### GOAL OF THE EXERCISE
Scan the material below for lines with the word "Read" and reply with how many there are, nothing else.

### PROVIDED INFORMATION
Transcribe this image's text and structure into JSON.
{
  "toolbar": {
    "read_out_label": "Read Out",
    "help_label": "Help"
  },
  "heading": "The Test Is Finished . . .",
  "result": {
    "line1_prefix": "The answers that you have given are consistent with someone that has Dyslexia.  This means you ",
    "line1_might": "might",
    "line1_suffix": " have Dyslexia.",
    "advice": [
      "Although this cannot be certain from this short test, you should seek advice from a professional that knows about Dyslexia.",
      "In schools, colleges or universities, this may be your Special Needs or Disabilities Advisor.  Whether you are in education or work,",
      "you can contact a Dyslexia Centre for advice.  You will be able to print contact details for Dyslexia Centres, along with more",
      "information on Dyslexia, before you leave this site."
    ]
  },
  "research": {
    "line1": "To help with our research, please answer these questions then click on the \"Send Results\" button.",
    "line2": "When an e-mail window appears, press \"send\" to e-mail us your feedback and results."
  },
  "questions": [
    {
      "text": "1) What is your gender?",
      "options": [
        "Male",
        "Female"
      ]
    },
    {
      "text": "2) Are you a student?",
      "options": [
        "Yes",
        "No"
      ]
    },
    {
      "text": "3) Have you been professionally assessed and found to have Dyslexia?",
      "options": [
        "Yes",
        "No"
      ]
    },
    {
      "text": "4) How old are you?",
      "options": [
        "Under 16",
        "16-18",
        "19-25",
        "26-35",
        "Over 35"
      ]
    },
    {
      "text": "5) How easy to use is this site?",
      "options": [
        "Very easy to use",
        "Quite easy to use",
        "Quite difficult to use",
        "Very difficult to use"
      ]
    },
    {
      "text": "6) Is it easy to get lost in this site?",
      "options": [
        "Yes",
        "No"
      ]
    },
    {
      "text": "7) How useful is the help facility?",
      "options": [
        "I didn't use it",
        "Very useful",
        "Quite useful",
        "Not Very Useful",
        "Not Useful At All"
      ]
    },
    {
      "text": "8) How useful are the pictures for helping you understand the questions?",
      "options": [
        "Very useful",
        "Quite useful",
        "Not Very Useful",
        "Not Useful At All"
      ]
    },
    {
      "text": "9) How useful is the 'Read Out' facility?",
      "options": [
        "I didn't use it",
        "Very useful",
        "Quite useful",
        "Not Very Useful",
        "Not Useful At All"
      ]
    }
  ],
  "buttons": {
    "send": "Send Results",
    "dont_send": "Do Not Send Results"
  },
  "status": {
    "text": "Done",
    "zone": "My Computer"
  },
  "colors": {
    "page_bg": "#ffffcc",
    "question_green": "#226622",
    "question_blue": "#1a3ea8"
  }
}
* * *
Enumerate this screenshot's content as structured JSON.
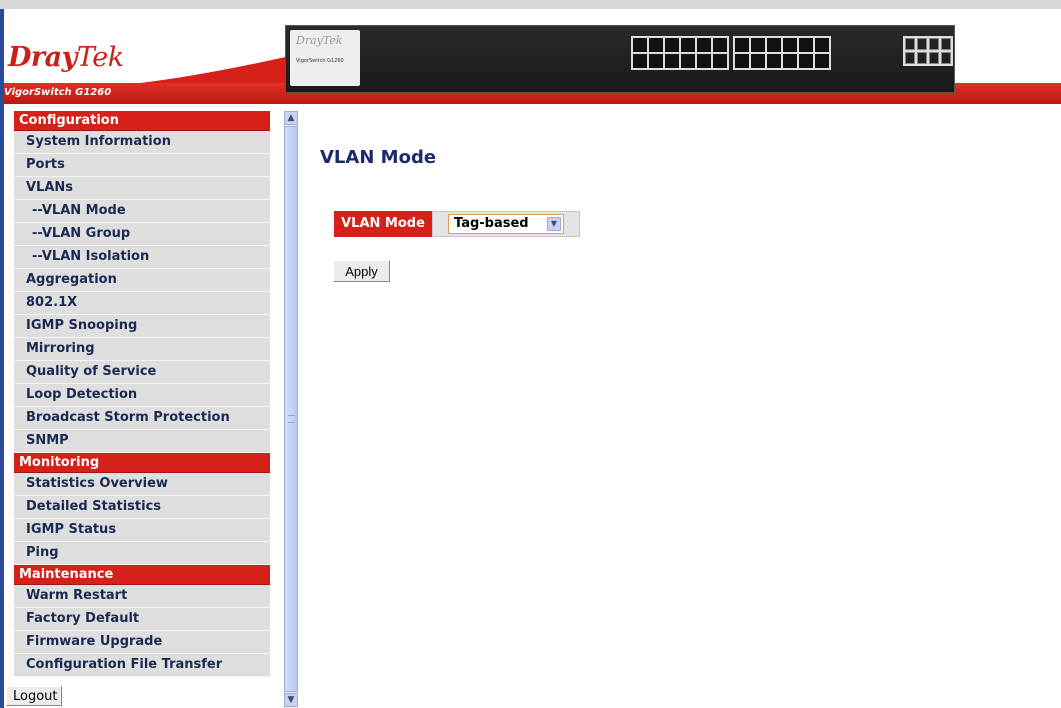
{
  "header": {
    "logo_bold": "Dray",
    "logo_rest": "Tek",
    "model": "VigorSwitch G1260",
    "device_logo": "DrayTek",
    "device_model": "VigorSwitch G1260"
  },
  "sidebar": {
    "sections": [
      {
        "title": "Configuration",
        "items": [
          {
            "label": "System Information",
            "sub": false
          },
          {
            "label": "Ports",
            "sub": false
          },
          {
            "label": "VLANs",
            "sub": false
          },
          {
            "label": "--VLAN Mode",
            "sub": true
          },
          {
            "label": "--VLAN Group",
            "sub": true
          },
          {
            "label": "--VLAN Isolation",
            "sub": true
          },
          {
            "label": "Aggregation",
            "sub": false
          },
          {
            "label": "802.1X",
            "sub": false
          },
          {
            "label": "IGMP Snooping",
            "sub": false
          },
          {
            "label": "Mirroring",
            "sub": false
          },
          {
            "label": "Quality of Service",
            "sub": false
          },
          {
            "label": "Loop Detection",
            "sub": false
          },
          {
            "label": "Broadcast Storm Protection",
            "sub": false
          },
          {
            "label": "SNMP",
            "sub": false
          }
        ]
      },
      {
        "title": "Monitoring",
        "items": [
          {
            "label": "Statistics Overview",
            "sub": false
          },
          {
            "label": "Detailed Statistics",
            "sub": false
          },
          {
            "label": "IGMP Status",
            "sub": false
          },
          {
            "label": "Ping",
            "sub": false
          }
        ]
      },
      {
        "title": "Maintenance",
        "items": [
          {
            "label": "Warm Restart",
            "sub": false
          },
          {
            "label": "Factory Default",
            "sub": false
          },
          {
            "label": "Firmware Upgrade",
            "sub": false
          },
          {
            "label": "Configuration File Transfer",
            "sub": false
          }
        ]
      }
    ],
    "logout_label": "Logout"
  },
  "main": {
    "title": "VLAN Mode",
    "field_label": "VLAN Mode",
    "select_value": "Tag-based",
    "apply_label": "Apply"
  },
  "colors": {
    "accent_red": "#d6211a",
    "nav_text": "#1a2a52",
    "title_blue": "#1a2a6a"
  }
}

### THE COMPLETED TASK
2